[2] Scott, Hidden Transcripts, 106.
[3] Neil Elliott, "Romans 13.1-7 in the Context of Imperial Propaganda," in Paul and Empire: Religion and Power in Roman Imperial Society, ed. Richard A. Horsley (Harrisburg: Trinity Press International, 1997), 195. The flip side of this is that Paul’s exhortation is an attempt to wrest from the empire the right to declare where justice is to be discerned; see Elliott, Liberating Paul, 215.
[4] Gordon Zerbe, "Paul's Ethic of Non-Retaliation and Peace," in The Love of Enemy and Nonretaliation in the New Testament. , ed. W. Swartley (Studies in Peace and Scripture 3; Philadelphia: Westminster John Knox, 1992), 177-222.
[5] Walter Wink, Engaging the Powers: Discernment and Resistance in a World of Domination (Minneapolis: Fortress Press, 1992), 89.
[6] Wink, Engaging the Powers: Discernment and Resistance in a World of Domination, 89.

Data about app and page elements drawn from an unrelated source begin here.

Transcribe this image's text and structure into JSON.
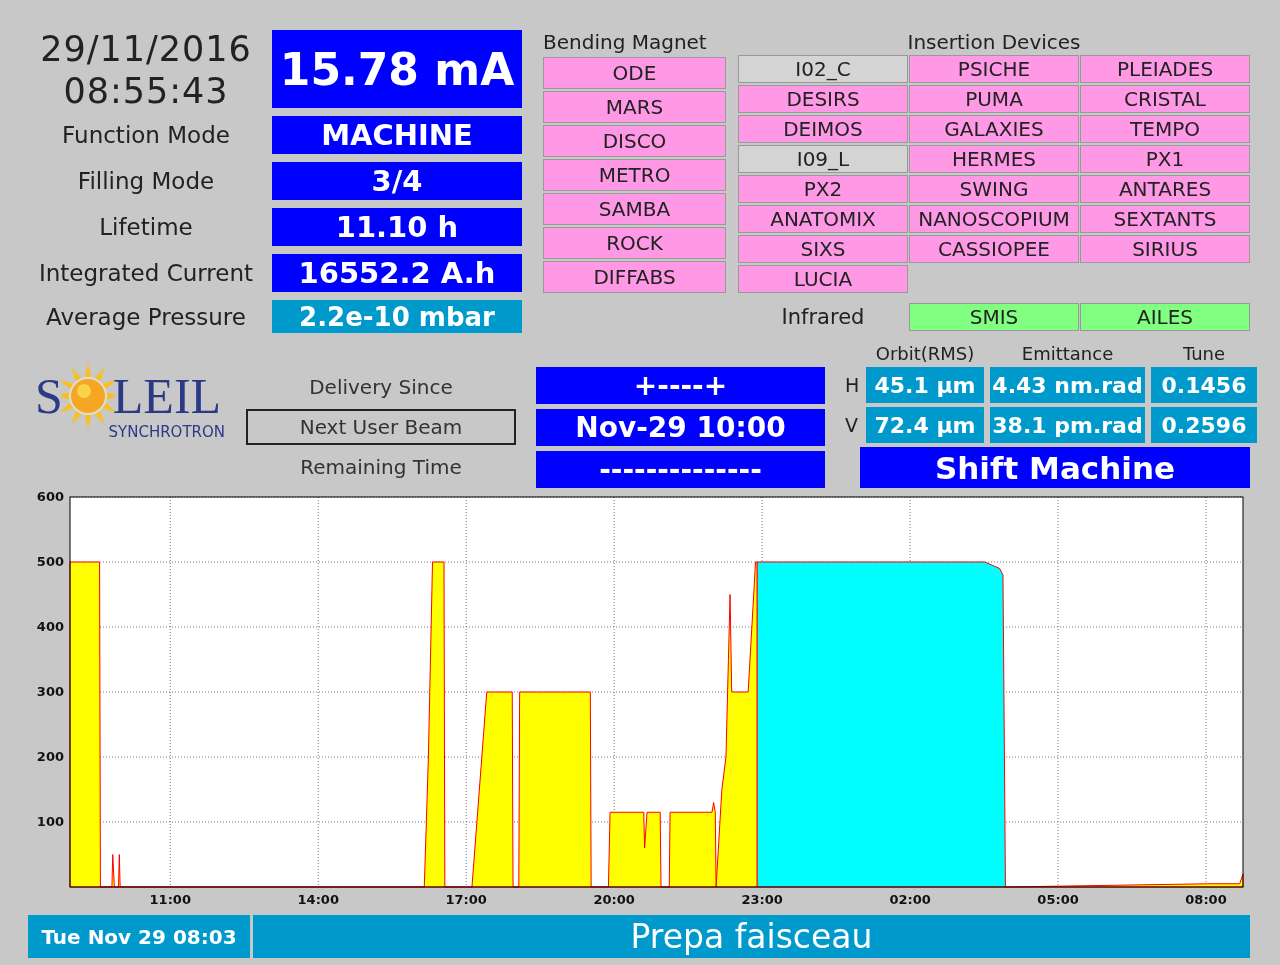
{
  "datetime": {
    "date": "29/11/2016",
    "time": "08:55:43"
  },
  "beam_current": "15.78 mA",
  "parameters": [
    {
      "label": "Function Mode",
      "value": "MACHINE",
      "kind": "primary"
    },
    {
      "label": "Filling Mode",
      "value": "3/4",
      "kind": "primary"
    },
    {
      "label": "Lifetime",
      "value": "11.10 h",
      "kind": "primary"
    },
    {
      "label": "Integrated Current",
      "value": "16552.2 A.h",
      "kind": "primary"
    },
    {
      "label": "Average Pressure",
      "value": "2.2e-10 mbar",
      "kind": "secondary"
    }
  ],
  "bending_magnet": {
    "title": "Bending Magnet",
    "items": [
      "ODE",
      "MARS",
      "DISCO",
      "METRO",
      "SAMBA",
      "ROCK",
      "DIFFABS"
    ]
  },
  "insertion_devices": {
    "title": "Insertion Devices",
    "items": [
      {
        "name": "I02_C",
        "color": "#d4d4d4"
      },
      {
        "name": "PSICHE",
        "color": "#ff99e6"
      },
      {
        "name": "PLEIADES",
        "color": "#ff99e6"
      },
      {
        "name": "DESIRS",
        "color": "#ff99e6"
      },
      {
        "name": "PUMA",
        "color": "#ff99e6"
      },
      {
        "name": "CRISTAL",
        "color": "#ff99e6"
      },
      {
        "name": "DEIMOS",
        "color": "#ff99e6"
      },
      {
        "name": "GALAXIES",
        "color": "#ff99e6"
      },
      {
        "name": "TEMPO",
        "color": "#ff99e6"
      },
      {
        "name": "I09_L",
        "color": "#d4d4d4"
      },
      {
        "name": "HERMES",
        "color": "#ff99e6"
      },
      {
        "name": "PX1",
        "color": "#ff99e6"
      },
      {
        "name": "PX2",
        "color": "#ff99e6"
      },
      {
        "name": "SWING",
        "color": "#ff99e6"
      },
      {
        "name": "ANTARES",
        "color": "#ff99e6"
      },
      {
        "name": "ANATOMIX",
        "color": "#ff99e6"
      },
      {
        "name": "NANOSCOPIUM",
        "color": "#ff99e6"
      },
      {
        "name": "SEXTANTS",
        "color": "#ff99e6"
      },
      {
        "name": "SIXS",
        "color": "#ff99e6"
      },
      {
        "name": "CASSIOPEE",
        "color": "#ff99e6"
      },
      {
        "name": "SIRIUS",
        "color": "#ff99e6"
      },
      {
        "name": "LUCIA",
        "color": "#ff99e6"
      }
    ]
  },
  "infrared": {
    "label": "Infrared",
    "items": [
      "SMIS",
      "AILES"
    ]
  },
  "logo": {
    "name_parts": [
      "S",
      "LEIL"
    ],
    "subtitle": "SYNCHROTRON"
  },
  "delivery": {
    "labels": [
      {
        "text": "Delivery Since",
        "selected": false
      },
      {
        "text": "Next User Beam",
        "selected": true
      },
      {
        "text": "Remaining Time",
        "selected": false
      }
    ],
    "values": [
      "+----+",
      "Nov-29 10:00",
      "--------------"
    ]
  },
  "beam_quality": {
    "columns": [
      "Orbit(RMS)",
      "Emittance",
      "Tune"
    ],
    "rows": [
      {
        "label": "H",
        "values": [
          "45.1 µm",
          "4.43 nm.rad",
          "0.1456"
        ]
      },
      {
        "label": "V",
        "values": [
          "72.4 µm",
          "38.1 pm.rad",
          "0.2596"
        ]
      }
    ],
    "shift": "Shift Machine"
  },
  "chart_data": {
    "type": "area",
    "x": [
      "2016-11-28T08:58",
      "2016-11-28T09:34",
      "2016-11-28T09:35",
      "2016-11-28T09:49",
      "2016-11-28T09:50",
      "2016-11-28T09:52",
      "2016-11-28T09:57",
      "2016-11-28T09:58",
      "2016-11-28T09:59",
      "2016-11-28T16:09",
      "2016-11-28T16:14",
      "2016-11-28T16:19",
      "2016-11-28T16:33",
      "2016-11-28T16:34",
      "2016-11-28T17:07",
      "2016-11-28T17:25",
      "2016-11-28T17:56",
      "2016-11-28T17:57",
      "2016-11-28T18:04",
      "2016-11-28T18:05",
      "2016-11-28T19:31",
      "2016-11-28T19:32",
      "2016-11-28T19:53",
      "2016-11-28T19:55",
      "2016-11-28T20:36",
      "2016-11-28T20:37",
      "2016-11-28T20:40",
      "2016-11-28T20:56",
      "2016-11-28T20:57",
      "2016-11-28T21:07",
      "2016-11-28T21:08",
      "2016-11-28T21:59",
      "2016-11-28T22:01",
      "2016-11-28T22:03",
      "2016-11-28T22:04",
      "2016-11-28T22:11",
      "2016-11-28T22:16",
      "2016-11-28T22:19",
      "2016-11-28T22:21",
      "2016-11-28T22:23",
      "2016-11-28T22:43",
      "2016-11-28T22:52",
      "2016-11-28T22:54",
      "2016-11-29T03:31",
      "2016-11-29T03:49",
      "2016-11-29T03:53",
      "2016-11-29T03:56",
      "2016-11-29T08:05",
      "2016-11-29T08:41",
      "2016-11-29T08:45"
    ],
    "series": [
      {
        "color": "#ffff00",
        "values": [
          500,
          500,
          0,
          0,
          50,
          0,
          0,
          50,
          0,
          0,
          200,
          500,
          500,
          0,
          0,
          300,
          300,
          0,
          0,
          300,
          300,
          0,
          0,
          115,
          115,
          60,
          115,
          115,
          0,
          0,
          115,
          115,
          130,
          115,
          0,
          150,
          200,
          350,
          450,
          300,
          300,
          500,
          500,
          null,
          null,
          null,
          0,
          5,
          5,
          20
        ]
      },
      {
        "color": "#00ffff",
        "values": [
          null,
          null,
          null,
          null,
          null,
          null,
          null,
          null,
          null,
          null,
          null,
          null,
          null,
          null,
          null,
          null,
          null,
          null,
          null,
          null,
          null,
          null,
          null,
          null,
          null,
          null,
          null,
          null,
          null,
          null,
          null,
          null,
          null,
          null,
          null,
          null,
          null,
          null,
          null,
          null,
          null,
          null,
          500,
          500,
          490,
          480,
          0,
          null,
          null,
          null
        ]
      }
    ],
    "xlim": [
      "2016-11-28T08:58",
      "2016-11-29T08:45"
    ],
    "ylim": [
      0,
      600
    ],
    "grid": true,
    "xticks": [
      {
        "value": "2016-11-28T11:00",
        "label": "11:00"
      },
      {
        "value": "2016-11-28T14:00",
        "label": "14:00"
      },
      {
        "value": "2016-11-28T17:00",
        "label": "17:00"
      },
      {
        "value": "2016-11-28T20:00",
        "label": "20:00"
      },
      {
        "value": "2016-11-28T23:00",
        "label": "23:00"
      },
      {
        "value": "2016-11-29T02:00",
        "label": "02:00"
      },
      {
        "value": "2016-11-29T05:00",
        "label": "05:00"
      },
      {
        "value": "2016-11-29T08:00",
        "label": "08:00"
      }
    ],
    "yticks": [
      100,
      200,
      300,
      400,
      500,
      600
    ]
  },
  "status_bar": {
    "date": "Tue Nov 29 08:03",
    "message": "Prepa faisceau"
  }
}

[7] Scott, Hidden Transcripts, 168. In using the term imagination, I acquiesce to Brueggemann’s definition to mean, ‘very simply the human capacity to picture, portray receive, and practice the world in ways other than it appears to be at first glance when seen through a dominant, habitual, unexamined lens. More succinctly, imagination as the quintessential human act is a valid way of knowing,’ So Walter Brueggemann, Biblical Perspectives on Evangelism: Living in a Three-Storied Universe (Nashville: Abingdon, 1993), 13.

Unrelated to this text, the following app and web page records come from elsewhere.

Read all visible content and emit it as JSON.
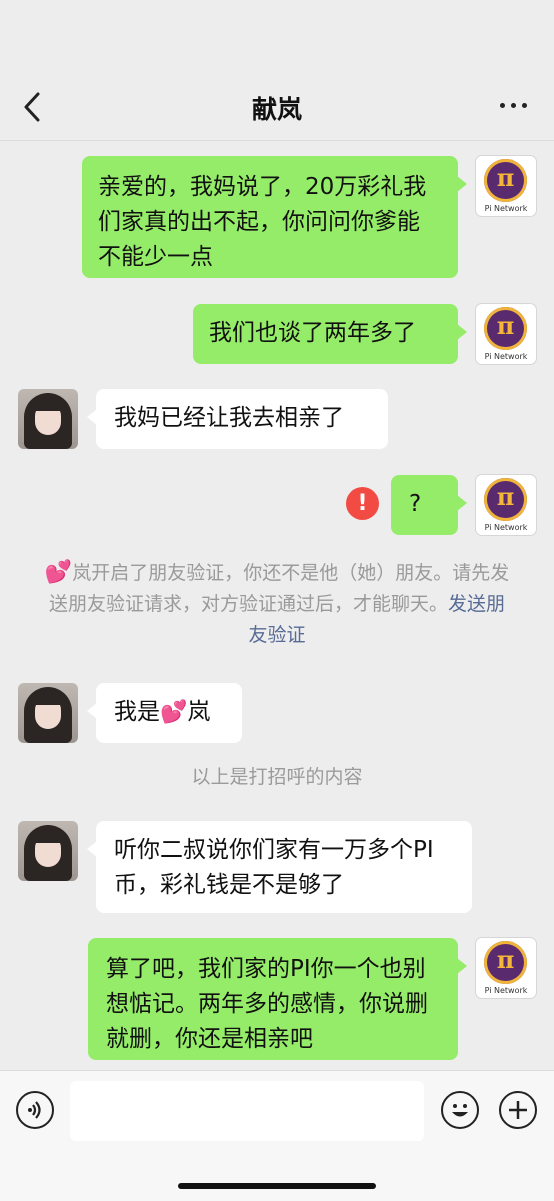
{
  "header": {
    "title": "献岚",
    "back_icon": "chevron-left-icon",
    "more_icon": "more-horizontal-icon"
  },
  "messages": [
    {
      "side": "out",
      "text": "亲爱的，我妈说了，20万彩礼我们家真的出不起，你问问你爹能不能少一点"
    },
    {
      "side": "out",
      "text": "我们也谈了两年多了"
    },
    {
      "side": "in",
      "text": "我妈已经让我去相亲了"
    },
    {
      "side": "out",
      "text": "?",
      "failed": true
    },
    {
      "side": "in",
      "text_before": "我是",
      "heart": "💕",
      "text_after": "岚"
    },
    {
      "side": "in",
      "text": "听你二叔说你们家有一万多个PI 币，彩礼钱是不是够了"
    },
    {
      "side": "out",
      "text": "算了吧，我们家的PI你一个也别想惦记。两年多的感情，你说删就删，你还是相亲吧"
    }
  ],
  "avatars": {
    "self_logo_symbol": "π",
    "self_logo_caption": "Pi Network"
  },
  "system": {
    "verify_heart": "💕",
    "verify_text": "岚开启了朋友验证，你还不是他（她）朋友。请先发送朋友验证请求，对方验证通过后，才能聊天。",
    "verify_link": "发送朋友验证",
    "greeting_note": "以上是打招呼的内容"
  },
  "inputbar": {
    "voice_icon": "voice-icon",
    "emoji_icon": "emoji-icon",
    "plus_icon": "plus-icon"
  },
  "colors": {
    "outgoing_bubble": "#95ec69",
    "incoming_bubble": "#ffffff",
    "background": "#ededed",
    "link": "#576b95",
    "error": "#f24b43"
  }
}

[8] Scott, Hidden Transcripts, 81.
[9] Stubbs, "Subjection, Reflection, Resistance," 190.

Monday, March 05, 2007

A thought on the Jesus Tomb

I am certainly not qualified to talk about any of this, from an archaeological perspective, I just find it very ironic that many who had absolutely no doubt that the James ossuary was James the Brother of Jesus are so sure that the Jesus family ossuary is dubious.
For what it is worth I think they are both of little historical import.